Armenia’s Transitional Justice Agenda Five Years On


Armenia’s renewed conflict with Azerbaijan has not only attracted the international spotlight, as of late it has narrowed the country’s public policy agenda to issues related to the emerging humanitarian crisis caused by the blockade of the Lachin corridor and peace talks with Azerbaijan. Meanwhile, however, Armenia has been pursuing a range of transitional justice initiatives alongside other democratic reforms for the past five years, and it has made some limited headway, despite setbacks and major challenges.

Five years ago, in August 2018, to mark his 100 days in office, Armenian Prime Minister Pashinyan addressed a large rally in Yerevan’s Republic Square to officially announce his government’s intentions to incorporate transitional justice mechanisms into Armenian post-revolution reform agenda.

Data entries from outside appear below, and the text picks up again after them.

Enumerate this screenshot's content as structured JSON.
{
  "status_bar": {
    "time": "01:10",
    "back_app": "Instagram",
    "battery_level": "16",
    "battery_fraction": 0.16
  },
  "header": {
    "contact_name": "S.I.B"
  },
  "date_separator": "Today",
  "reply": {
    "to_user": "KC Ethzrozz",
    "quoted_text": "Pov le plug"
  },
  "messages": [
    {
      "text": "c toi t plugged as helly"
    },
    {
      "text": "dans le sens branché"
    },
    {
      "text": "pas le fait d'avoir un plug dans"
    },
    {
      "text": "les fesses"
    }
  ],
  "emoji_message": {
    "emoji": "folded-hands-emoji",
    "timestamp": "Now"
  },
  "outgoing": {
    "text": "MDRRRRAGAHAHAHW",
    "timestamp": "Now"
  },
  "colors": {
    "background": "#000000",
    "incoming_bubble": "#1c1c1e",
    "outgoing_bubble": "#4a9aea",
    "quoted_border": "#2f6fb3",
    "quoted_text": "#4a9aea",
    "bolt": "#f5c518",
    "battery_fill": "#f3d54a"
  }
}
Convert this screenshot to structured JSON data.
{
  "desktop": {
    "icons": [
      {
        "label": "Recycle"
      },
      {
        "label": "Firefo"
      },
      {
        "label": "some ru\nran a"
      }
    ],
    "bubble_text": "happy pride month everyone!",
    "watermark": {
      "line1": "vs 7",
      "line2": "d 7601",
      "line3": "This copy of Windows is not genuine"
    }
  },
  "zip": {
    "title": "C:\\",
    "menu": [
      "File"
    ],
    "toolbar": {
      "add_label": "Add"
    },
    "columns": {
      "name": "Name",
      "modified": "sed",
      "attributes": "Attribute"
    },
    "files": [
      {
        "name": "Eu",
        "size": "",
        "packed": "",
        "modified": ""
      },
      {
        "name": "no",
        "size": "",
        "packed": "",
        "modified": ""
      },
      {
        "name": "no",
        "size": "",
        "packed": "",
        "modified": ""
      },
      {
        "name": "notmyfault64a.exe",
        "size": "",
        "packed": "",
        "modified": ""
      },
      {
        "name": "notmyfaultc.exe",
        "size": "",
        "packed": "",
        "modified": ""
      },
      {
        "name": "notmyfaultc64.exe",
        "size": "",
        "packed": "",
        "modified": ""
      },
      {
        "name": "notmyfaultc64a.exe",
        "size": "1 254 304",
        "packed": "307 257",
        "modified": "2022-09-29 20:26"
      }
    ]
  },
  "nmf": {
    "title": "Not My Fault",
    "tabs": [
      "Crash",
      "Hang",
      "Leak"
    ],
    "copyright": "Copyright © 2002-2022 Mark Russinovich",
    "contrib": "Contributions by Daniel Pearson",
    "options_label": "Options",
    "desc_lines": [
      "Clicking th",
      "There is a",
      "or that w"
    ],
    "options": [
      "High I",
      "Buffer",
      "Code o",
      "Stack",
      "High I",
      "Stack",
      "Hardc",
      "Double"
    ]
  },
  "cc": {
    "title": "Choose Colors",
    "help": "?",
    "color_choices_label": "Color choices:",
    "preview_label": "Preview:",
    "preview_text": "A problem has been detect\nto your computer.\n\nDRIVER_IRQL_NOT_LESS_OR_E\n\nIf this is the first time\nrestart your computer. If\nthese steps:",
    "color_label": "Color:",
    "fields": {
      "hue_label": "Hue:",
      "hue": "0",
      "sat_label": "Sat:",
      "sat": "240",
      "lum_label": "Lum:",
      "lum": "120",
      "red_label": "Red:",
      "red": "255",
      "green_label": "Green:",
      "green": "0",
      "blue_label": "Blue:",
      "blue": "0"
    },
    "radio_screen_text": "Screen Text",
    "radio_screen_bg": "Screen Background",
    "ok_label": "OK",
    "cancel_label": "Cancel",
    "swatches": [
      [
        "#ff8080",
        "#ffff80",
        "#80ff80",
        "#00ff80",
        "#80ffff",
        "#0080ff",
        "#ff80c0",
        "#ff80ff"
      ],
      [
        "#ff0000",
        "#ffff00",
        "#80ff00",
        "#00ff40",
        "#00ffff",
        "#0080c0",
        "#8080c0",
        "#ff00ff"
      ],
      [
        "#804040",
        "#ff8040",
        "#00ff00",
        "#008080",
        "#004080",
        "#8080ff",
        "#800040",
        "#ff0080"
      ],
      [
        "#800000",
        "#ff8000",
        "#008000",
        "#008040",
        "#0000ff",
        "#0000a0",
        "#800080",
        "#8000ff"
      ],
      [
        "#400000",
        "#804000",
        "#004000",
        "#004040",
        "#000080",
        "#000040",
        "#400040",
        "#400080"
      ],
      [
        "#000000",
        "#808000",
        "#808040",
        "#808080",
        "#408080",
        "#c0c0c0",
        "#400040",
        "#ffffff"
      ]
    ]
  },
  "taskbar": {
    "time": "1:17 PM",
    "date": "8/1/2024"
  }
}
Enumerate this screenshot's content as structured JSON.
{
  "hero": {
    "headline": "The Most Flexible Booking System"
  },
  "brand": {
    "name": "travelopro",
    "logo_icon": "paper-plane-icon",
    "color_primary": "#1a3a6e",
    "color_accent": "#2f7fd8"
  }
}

In his speech, the former journalist and opposition legislator who led the country’s peaceful revolution earlier that year said, “it’s crucial for us to . . . make a decision on the establishment of transitional justice bodies . . . The transitional justice authority is a well-known and generally accepted practice in civilized societies . . . and the international community welcomes this practice.”

Similar to other popular uprisings in the region, Armenia’s 2018 revolution was driven by decades of hardship and abuses—from post-Soviet economic disarray and stagnation to large-scale corruption, election fraud, and human rights abuses carried out by a network of oligarchs and ruling-party politicians that captured the state. Different from those in some neighboring countries, Armenia’s post-revolutionary government, in its early days, indicated a real eagerness to pursue an ambitious and comprehensive transitional justice agenda to address past abuses, seek the truth, acknowledge and redress victims, and pursue accountability.

ICTJ has had the privilege to be among the organizations supporting this initiative. In July 2018, ICTJ experts met with Prime Minister Pashinyan, and, in late 2019, ICTJ established an Armenia country program, which focuses on providing comparative knowledge and technical assistance to policymakers, civil society partners, youth groups, and victims of human rights abuses and corruption.    

Unfortunately, since Prime Minister Pashinyan declared his government’s commitment to transitional justice, the country has grappled with a global health crisis, war, and economic uncertainty. These challenges have most certainly diverted attention and resources away from the Armenia’s transitional justice process, but they have not entirely derailed it either.

To date, Pashinyan’s government has yet to implement any transitional justice policies, nor has it adopted a comprehensive transitional justice agenda. No significant measures have been taken to acknowledge and address the demands of families of victims of systemic corruption and human rights violations committed before the revolution who are seeking truth, reparation, and accountability.

That said, the post-revolutionary government has taken some major steps toward justice, accountability, and reform. It has filed criminal cases of corruption and violations of the constitution against former high-ranking officials including two former presidents and their families. It has pressured high-ranking members of the judiciary to resign and opened debate on judicial vetting in parliament, as part of a broader set of proposed judicial reforms. The government has created new agencies to investigate corruption and recover ill-gotten assets. It has also issued official apologies for past violations and held commemoration events, although no truth-seeking body has been established.

The opposition’s autocratic public policy priorities and slogans have yet to gain traction in mainstream politics, even in the wake of the war with Azerbaijan, attesting to the resiliency of democratic ideals in post-revolutionary Armenia. Moreover, a majority of Armenians voted for Pashinyan’s ruling party in two post-2018 snap elections, demonstrating their support for the government’s reforms. And among anti-corruption and human rights activists and youth victims’ groups, there remains broad consensus about the need for comprehensive and systematic change.

Still, enthusiasm for reform has waned considerably in recent years. Many Armenians have grown frustrated by the government’s seeming inaction and are no longer confident it will implement the reforms and transitional justice system it promised. It is thus crucially important to build on the modest gains that been made over the last five years; reinvigorate transitional justice initiatives; and strengthen the capacity of civil society organizations, youth and victims’ groups, as well as the newly established anti-corruption institutions. In doing so, the county will ensure the continued success of its democratic transition, while preventing a recurrence of violence and repression.

PHOTO: "When the revolution happened, and the [judicial] cases were re-opened, I went to the tomb where my son was buried, and said [to him] it seems there is a door for justice, it seems they could not keep justice away from us,” said Irina Ghazaryan in a 2019 interview with ICTJ. Ghazaryan is a member of Mothers in Black, a group of families that, for decades, have sought the truth about and justice for their sons’ deaths in the Armenian army in non-combatant circumstances. (Diana Alsip/ICTJ)